I will arrange for a check to be made of the register but this still requires someone in the UK to do it on my behalf because i do not have a UK or other credit card. Also, the mailbox option that has been suggested in another post also requires the same mailing address as that of the credit card, so this unfortunately is not an option for me.

I will post the results of the credit check once i have them....
#197368 A quick note on the utilities side of things - If you move into a property already supplied by an energy supplier then credit checks are not performed, even by British Gas. It is only if you are transfering from one supplier to another that a credit check is made. PAYG meters would only be fitted if there was a large debt which was not paid and a warrent would be needed to enter the property and exchange the meters. So long as you keep up with payments you shouldn't have a problem Direct Debit is the best option for this, if allowed by your new bank account, failing that ask for payment cards - you make a monthly payment at a paypoint or post office.
#197554 Thx pubman for the info regarding utilities. other useful input from members would be greatly appreciated. going to apply for credit file soon......thx
#197672 Ok I have a quick question, the answer to which I have unsuccessfully searched the forums.

I understand that my old address is the one that any ccjs would be associated with in my name. The problem is that there are slight variations of this old address in the old correspondence I have from various creditors/DCAs. i.e. one creditor/DCA uses a different postal code to the one where i actually lived…..i mean its somewhat similar but its different….in fact when i searched for that post code it doesn't even exist. Also, what if they include double "tt" in the name of the road, when it should just be one "t"? Obviously these problems didn’t stop the correspondence being received at the time.

Aren't they required if they do a ccj to ensure that its to an address as stated in the electoral roll i.e. a correct address?

What i am trying to make sure is that any search of the register is done on the correct address. What happens if I search on a street name using double "oo" rather than just one "o". Will this make a big difference? Do i need to make a search using all the different possible addresses?

Greateful for replies as soon as possible. Thanks people
#197872 hi, so my search came back with nothing listed.....

am not sure if that is good or bad...will just have to wait and see....

would the questions raised in my last post have any influence on the search results?

would be really grateful for you advice please
#200791 Hello!

Further to my posts above, would I be correct in thinking that the results of a registry trust search will probably not be as detailed, as the results of credit reference agency search?

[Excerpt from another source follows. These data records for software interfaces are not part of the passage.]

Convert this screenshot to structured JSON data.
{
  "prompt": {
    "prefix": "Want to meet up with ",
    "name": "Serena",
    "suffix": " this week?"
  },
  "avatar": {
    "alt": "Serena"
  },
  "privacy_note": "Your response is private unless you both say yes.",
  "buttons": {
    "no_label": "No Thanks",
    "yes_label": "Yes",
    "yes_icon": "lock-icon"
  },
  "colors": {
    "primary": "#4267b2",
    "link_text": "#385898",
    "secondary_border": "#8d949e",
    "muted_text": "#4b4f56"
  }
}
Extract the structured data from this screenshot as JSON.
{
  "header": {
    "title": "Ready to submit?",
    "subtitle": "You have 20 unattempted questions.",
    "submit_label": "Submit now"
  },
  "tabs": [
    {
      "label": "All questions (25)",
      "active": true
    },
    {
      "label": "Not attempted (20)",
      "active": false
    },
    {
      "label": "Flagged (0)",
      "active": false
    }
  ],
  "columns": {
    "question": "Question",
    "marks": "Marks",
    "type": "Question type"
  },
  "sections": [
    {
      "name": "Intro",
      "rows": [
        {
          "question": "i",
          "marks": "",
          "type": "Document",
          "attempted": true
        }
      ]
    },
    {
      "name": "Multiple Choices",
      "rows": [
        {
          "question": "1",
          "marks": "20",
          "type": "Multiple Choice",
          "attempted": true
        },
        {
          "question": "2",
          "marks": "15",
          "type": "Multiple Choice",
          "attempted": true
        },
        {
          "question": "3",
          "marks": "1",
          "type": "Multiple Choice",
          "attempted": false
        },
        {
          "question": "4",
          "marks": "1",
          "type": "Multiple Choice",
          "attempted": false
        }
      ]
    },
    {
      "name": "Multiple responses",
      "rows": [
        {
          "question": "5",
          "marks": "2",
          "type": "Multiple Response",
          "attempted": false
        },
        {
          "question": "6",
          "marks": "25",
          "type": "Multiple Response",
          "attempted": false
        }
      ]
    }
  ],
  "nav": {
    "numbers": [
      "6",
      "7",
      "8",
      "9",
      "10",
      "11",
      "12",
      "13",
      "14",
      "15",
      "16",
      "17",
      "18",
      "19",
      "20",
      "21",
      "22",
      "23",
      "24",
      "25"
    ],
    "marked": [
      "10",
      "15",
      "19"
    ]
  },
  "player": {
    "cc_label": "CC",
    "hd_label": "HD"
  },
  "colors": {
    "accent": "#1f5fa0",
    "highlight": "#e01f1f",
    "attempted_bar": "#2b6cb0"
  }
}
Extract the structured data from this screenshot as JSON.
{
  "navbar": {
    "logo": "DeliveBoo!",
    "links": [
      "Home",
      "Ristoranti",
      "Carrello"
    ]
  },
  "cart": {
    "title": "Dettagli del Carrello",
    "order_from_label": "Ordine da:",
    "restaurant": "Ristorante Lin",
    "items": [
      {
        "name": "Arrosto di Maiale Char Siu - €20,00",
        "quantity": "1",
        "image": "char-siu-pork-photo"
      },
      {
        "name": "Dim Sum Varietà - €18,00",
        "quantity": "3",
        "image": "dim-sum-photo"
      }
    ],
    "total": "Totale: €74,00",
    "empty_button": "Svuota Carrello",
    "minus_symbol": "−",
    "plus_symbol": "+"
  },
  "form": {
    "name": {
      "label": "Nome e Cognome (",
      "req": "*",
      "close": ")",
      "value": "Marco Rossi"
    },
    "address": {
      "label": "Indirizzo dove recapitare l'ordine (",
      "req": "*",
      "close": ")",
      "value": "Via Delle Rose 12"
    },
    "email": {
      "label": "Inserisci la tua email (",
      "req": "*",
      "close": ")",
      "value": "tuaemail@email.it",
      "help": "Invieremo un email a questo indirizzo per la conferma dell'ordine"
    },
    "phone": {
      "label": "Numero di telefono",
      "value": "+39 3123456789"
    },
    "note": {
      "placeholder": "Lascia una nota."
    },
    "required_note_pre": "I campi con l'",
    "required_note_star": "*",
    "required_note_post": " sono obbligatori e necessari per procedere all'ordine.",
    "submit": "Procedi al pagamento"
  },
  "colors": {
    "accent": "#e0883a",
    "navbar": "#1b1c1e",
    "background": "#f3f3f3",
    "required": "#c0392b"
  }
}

I ask because I need to rent a flat and just wonder whether something may be listed which didn’t come up via the registry trust search. I am assuming that if I give the exact same address as I did for the registry trust search then nothing should appear. That said, I am aware that a "GAIN" (gone away) warning may pop-up when the rental agency does the search but maybe this in itself is not a problem because the rental agency would probably not search further. Correct? Would this be a fair assumption?

In any case, as my debts “should” be statute barred now and since any CCJ (or other things) should presumably not be on the register (which seems to be true following my registry trust search but as I mentioned in my last post this may have been to an error in the address on my part???? I am not sure???) would the same logic also not be the same with respect to any GAIN warning on my record?

Would be great for any feedback on these matters.

many thanks
User avatar
ByYogi Bear
onetroubled wrote:Further to my posts above, would I be correct in thinking that the results of a registry trust search will probably not be as detailed, as the results of credit reference agency search?

As far as CCJs are concerned, all the information shown on your credit file is taken directly from Registry Trust, so it can't show data relating to CCJs in more detail there, no.
Who is online

Users browsing this forum: Google [Bot] and 1 guest